“Try to stop me from taking what I want, and I’ll ‘defensively‘ nuke you.” Or to put it another way, as he said at the same conference: He warns foreign states that
“It’s best not to mess with us.”
Ivan the Terrible would approve. So would Texan George Bush, come to think of it.
Make no mistake either; this statement is timed for effect. After having over 2,600 of its citizens killed by invading Russians, Ukraine (former home of the tribal nomadic Kievan Rus, before they moved to establish an independent settlement further north, modern day Russia) is seeking NATO membership to combat Putin’s invading army.
Colonel Putin, well aware that NATO membership would effectively end any designs on Russian conquest, has used the “we’ll nuke you” card to scare NATO away from coming to Ukraine’s aid.
That’s not exactly a threat to the United States directly; if Russia’s nuclear missiles are anything like the rest of it decrepit military, they’ll probably either instantly disintegrate into rust upon contact with oxygen or crash into the ocean. Plus, we have space lasers and all that.
But Russia doesn’t need to launch an overt Judgement Day-style strike to get its way; with nuclear warheads leaving the country in cardboard boxes like so many Chihuahuas from a puppy mill, a single, Putin-armed “Muslim Terrorist” with a cargo van could wipe London or Paris off the map.
Unless, of course, NATO members England and France play ball concerning The Colonel’s designs on New Russia.
Again, note repeated, strategic use of the phrase “large-scale conflicts.” A single nuclear cargo van in Rome would be pretty small-scale, by Soviet standards.
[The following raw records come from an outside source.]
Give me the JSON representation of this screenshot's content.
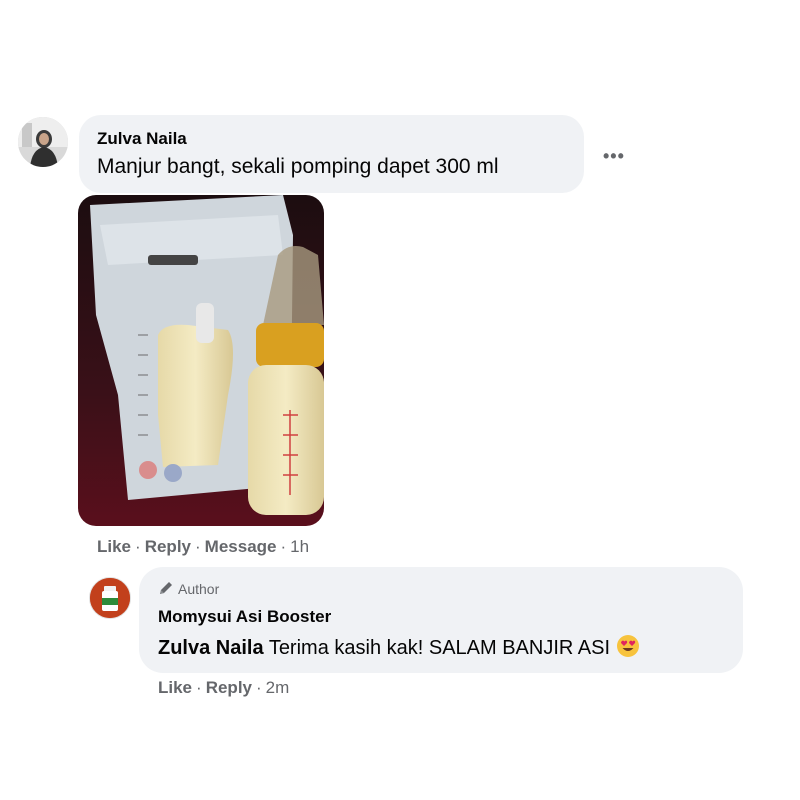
{
  "comment": {
    "author": "Zulva Naila",
    "text": "Manjur bangt, sekali pomping dapet 300 ml",
    "more_label": "•••",
    "actions": {
      "like": "Like",
      "reply": "Reply",
      "message": "Message",
      "time": "1h"
    }
  },
  "reply": {
    "badge": "Author",
    "author": "Momysui Asi Booster",
    "mention": "Zulva Naila",
    "text": "Terima kasih kak! SALAM BANJIR ASI",
    "emoji": "heart-eyes-emoji",
    "actions": {
      "like": "Like",
      "reply": "Reply",
      "time": "2m"
    }
  },
  "colors": {
    "bubble": "#f0f2f5",
    "meta": "#65676b",
    "text": "#050505",
    "page_avatar": "#c2401c"
  }
}
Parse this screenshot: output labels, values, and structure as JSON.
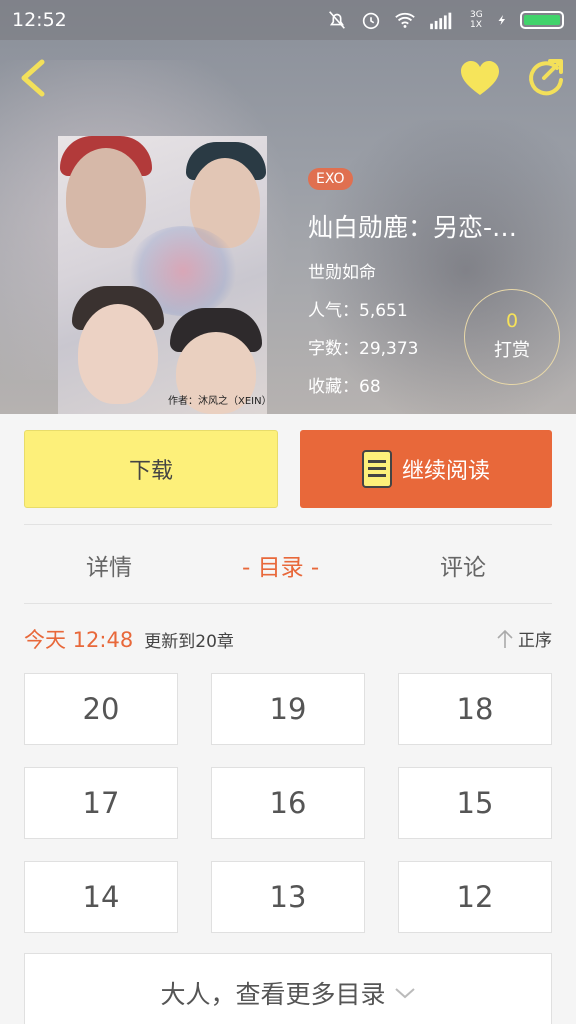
{
  "status_bar": {
    "time": "12:52",
    "network": "3G 1X"
  },
  "book": {
    "tag": "EXO",
    "title": "灿白勋鹿：另恋-…",
    "author": "世勋如命",
    "popularity": "人气：5,651",
    "word_count": "字数：29,373",
    "favorites": "收藏：68",
    "cover_text": "作者：沐风之（XEIN）"
  },
  "tip": {
    "count": "0",
    "label": "打赏"
  },
  "actions": {
    "download": "下载",
    "continue_read": "继续阅读"
  },
  "tabs": [
    {
      "label": "详情"
    },
    {
      "label": "- 目录 -"
    },
    {
      "label": "评论"
    }
  ],
  "update": {
    "today": "今天 12:48",
    "text": "更新到20章",
    "sort": "正序"
  },
  "chapters": [
    "20",
    "19",
    "18",
    "17",
    "16",
    "15",
    "14",
    "13",
    "12"
  ],
  "more": {
    "label": "大人，查看更多目录"
  },
  "colors": {
    "accent": "#e8683a",
    "yellow": "#fdf07a"
  }
}
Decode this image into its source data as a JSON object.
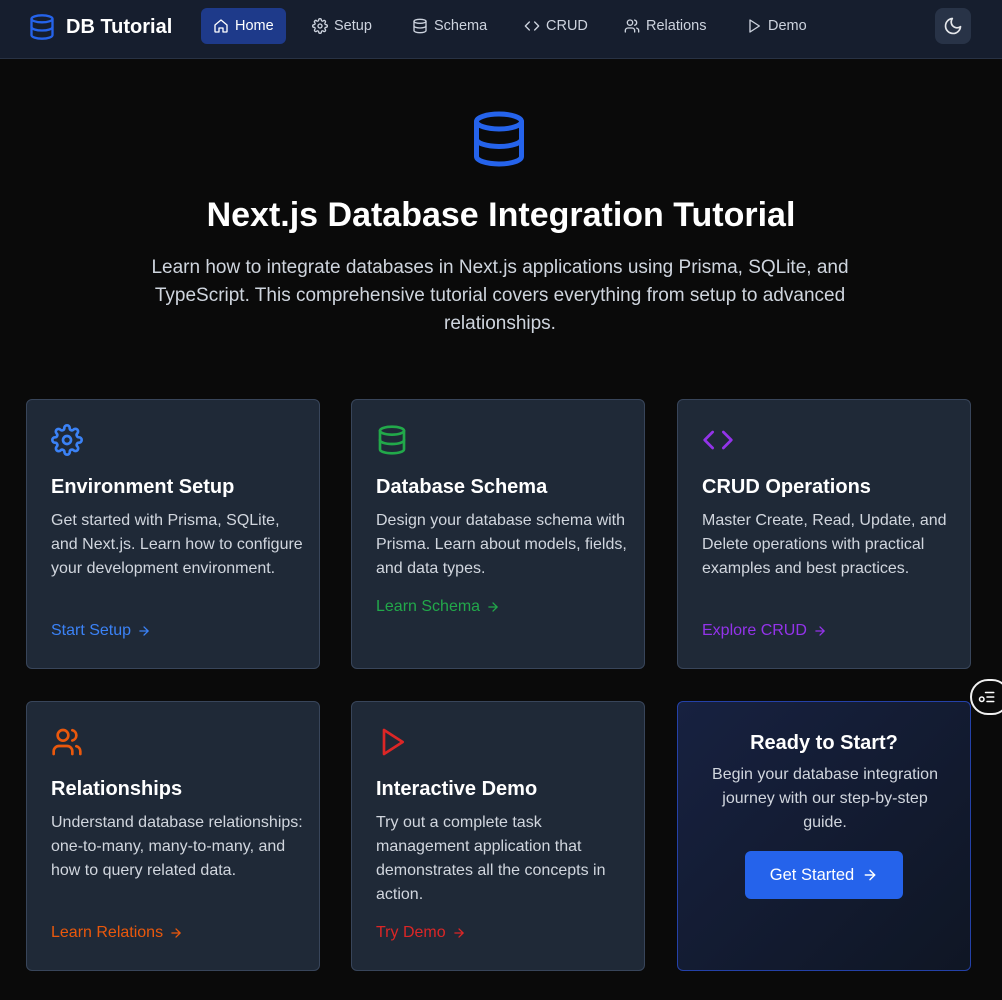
{
  "app": {
    "brand": "DB Tutorial"
  },
  "nav": [
    {
      "label": "Home",
      "icon": "home-icon",
      "active": true
    },
    {
      "label": "Setup",
      "icon": "gear-icon",
      "active": false
    },
    {
      "label": "Schema",
      "icon": "database-icon",
      "active": false
    },
    {
      "label": "CRUD",
      "icon": "code-icon",
      "active": false
    },
    {
      "label": "Relations",
      "icon": "users-icon",
      "active": false
    },
    {
      "label": "Demo",
      "icon": "play-icon",
      "active": false
    }
  ],
  "theme_toggle": {
    "icon": "moon-icon"
  },
  "hero": {
    "icon": "database-icon",
    "title": "Next.js Database Integration Tutorial",
    "subtitle": "Learn how to integrate databases in Next.js applications using Prisma, SQLite, and TypeScript. This comprehensive tutorial covers everything from setup to advanced relationships."
  },
  "cards": [
    {
      "title": "Environment Setup",
      "description": "Get started with Prisma, SQLite, and Next.js. Learn how to configure your development environment.",
      "link": "Start Setup",
      "icon": "gear-icon",
      "color": "#3b82f6"
    },
    {
      "title": "Database Schema",
      "description": "Design your database schema with Prisma. Learn about models, fields, and data types.",
      "link": "Learn Schema",
      "icon": "database-icon",
      "color": "#22a84a"
    },
    {
      "title": "CRUD Operations",
      "description": "Master Create, Read, Update, and Delete operations with practical examples and best practices.",
      "link": "Explore CRUD",
      "icon": "code-icon",
      "color": "#9333ea"
    },
    {
      "title": "Relationships",
      "description": "Understand database relationships: one-to-many, many-to-many, and how to query related data.",
      "link": "Learn Relations",
      "icon": "users-icon",
      "color": "#ea580c"
    },
    {
      "title": "Interactive Demo",
      "description": "Try out a complete task management application that demonstrates all the concepts in action.",
      "link": "Try Demo",
      "icon": "play-icon",
      "color": "#dc2626"
    }
  ],
  "cta": {
    "title": "Ready to Start?",
    "description": "Begin your database integration journey with our step-by-step guide.",
    "button": "Get Started"
  },
  "colors": {
    "accent": "#2563eb",
    "nav_active_bg": "#1e3a8a",
    "card_bg": "#1f2937"
  }
}
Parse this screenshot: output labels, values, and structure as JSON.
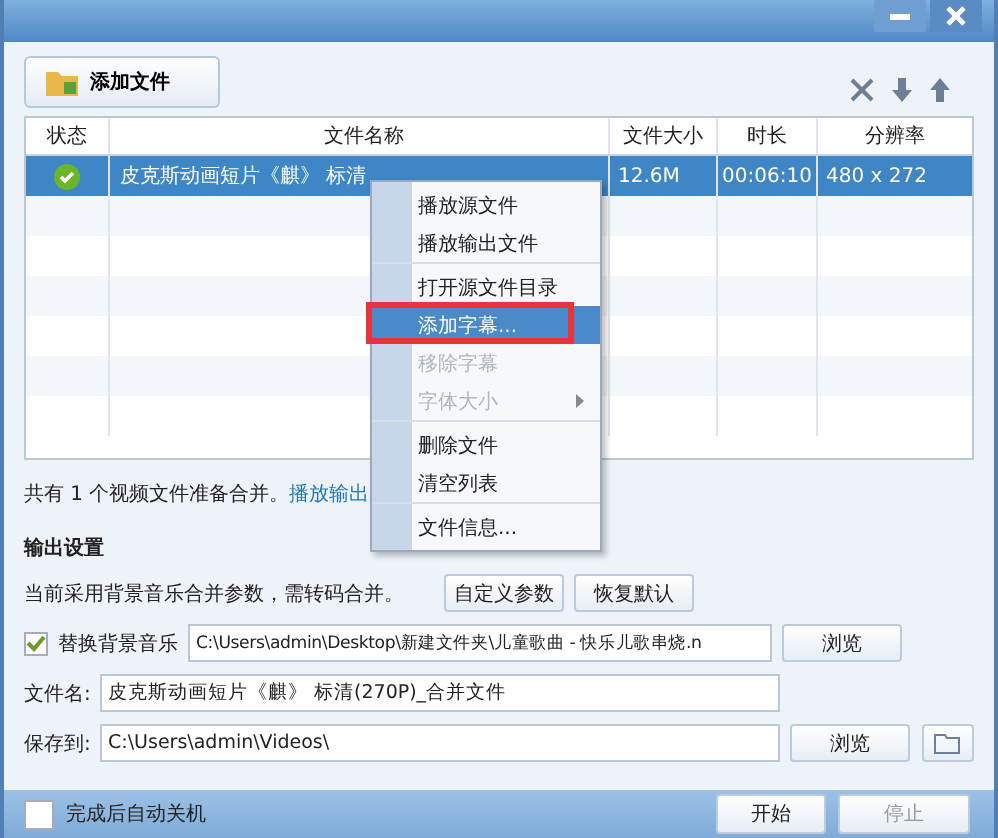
{
  "toolbar": {
    "add_button": "添加文件"
  },
  "table": {
    "columns": [
      "状态",
      "文件名称",
      "文件大小",
      "时长",
      "分辨率"
    ],
    "rows": [
      {
        "selected": true,
        "done": true,
        "file_name": "皮克斯动画短片《麒》 标清",
        "size": "12.6M",
        "duration": "00:06:10",
        "resolution": "480 x 272"
      }
    ]
  },
  "context_menu": {
    "items": [
      {
        "label": "播放源文件",
        "disabled": false,
        "selected": false,
        "submenu": false,
        "separator_after": false
      },
      {
        "label": "播放输出文件",
        "disabled": false,
        "selected": false,
        "submenu": false,
        "separator_after": true
      },
      {
        "label": "打开源文件目录",
        "disabled": false,
        "selected": false,
        "submenu": false,
        "separator_after": false
      },
      {
        "label": "添加字幕...",
        "disabled": false,
        "selected": true,
        "submenu": false,
        "separator_after": false
      },
      {
        "label": "移除字幕",
        "disabled": true,
        "selected": false,
        "submenu": false,
        "separator_after": false
      },
      {
        "label": "字体大小",
        "disabled": true,
        "selected": false,
        "submenu": true,
        "separator_after": true
      },
      {
        "label": "删除文件",
        "disabled": false,
        "selected": false,
        "submenu": false,
        "separator_after": false
      },
      {
        "label": "清空列表",
        "disabled": false,
        "selected": false,
        "submenu": false,
        "separator_after": true
      },
      {
        "label": "文件信息...",
        "disabled": false,
        "selected": false,
        "submenu": false,
        "separator_after": false
      }
    ]
  },
  "summary": {
    "text": "共有 1 个视频文件准备合并。",
    "link": "播放输出"
  },
  "output": {
    "heading": "输出设置",
    "note": "当前采用背景音乐合并参数，需转码合并。",
    "custom_button": "自定义参数",
    "reset_button": "恢复默认",
    "bgm": {
      "checked": true,
      "label": "替换背景音乐",
      "value": "C:\\Users\\admin\\Desktop\\新建文件夹\\儿童歌曲 - 快乐儿歌串烧.n",
      "button": "浏览"
    },
    "filename": {
      "label": "文件名:",
      "value": "皮克斯动画短片《麒》 标清(270P)_合并文件"
    },
    "save": {
      "label": "保存到:",
      "value": "C:\\Users\\admin\\Videos\\",
      "button": "浏览"
    }
  },
  "footer": {
    "shutdown": {
      "checked": false,
      "label": "完成后自动关机"
    },
    "start_button": "开始",
    "stop": {
      "label": "停止",
      "disabled": true
    }
  }
}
Especially when it would almost certainly be the Random Muslim Terrorist Group of the Week delivering Russia’s nuclear payload to the Colosseum.
That’s what makes it small-scale. And conflict? What conflict? It’s only a conflict if the other side can fight back — a single terrorist bomb in a single city is, by definition, not a conflict. Especially when you can deny involvement afterward, and nuke every city in Europe one at a time with nothing more than a few willing tools, a few cargo vans and some gas money.
Last thing, a quick stroll down Memory Lane before bed. Remember, KGB colonel Vladimir Putin won the Tea Party Patriots’ “Freedom Lover of the Year Award” just last year. Part of a fairly longstanding romance with those of similar ideology, evidently. Michelle Bachmann, 11 months ago:
“Between Snowden and Syria, [Vladimir Putin has] really been putting Obama in his place—and if you hate Obama, you must love freedom. I’m happy to pass the torch to Vladimir.”
And the torch hydrogen orange.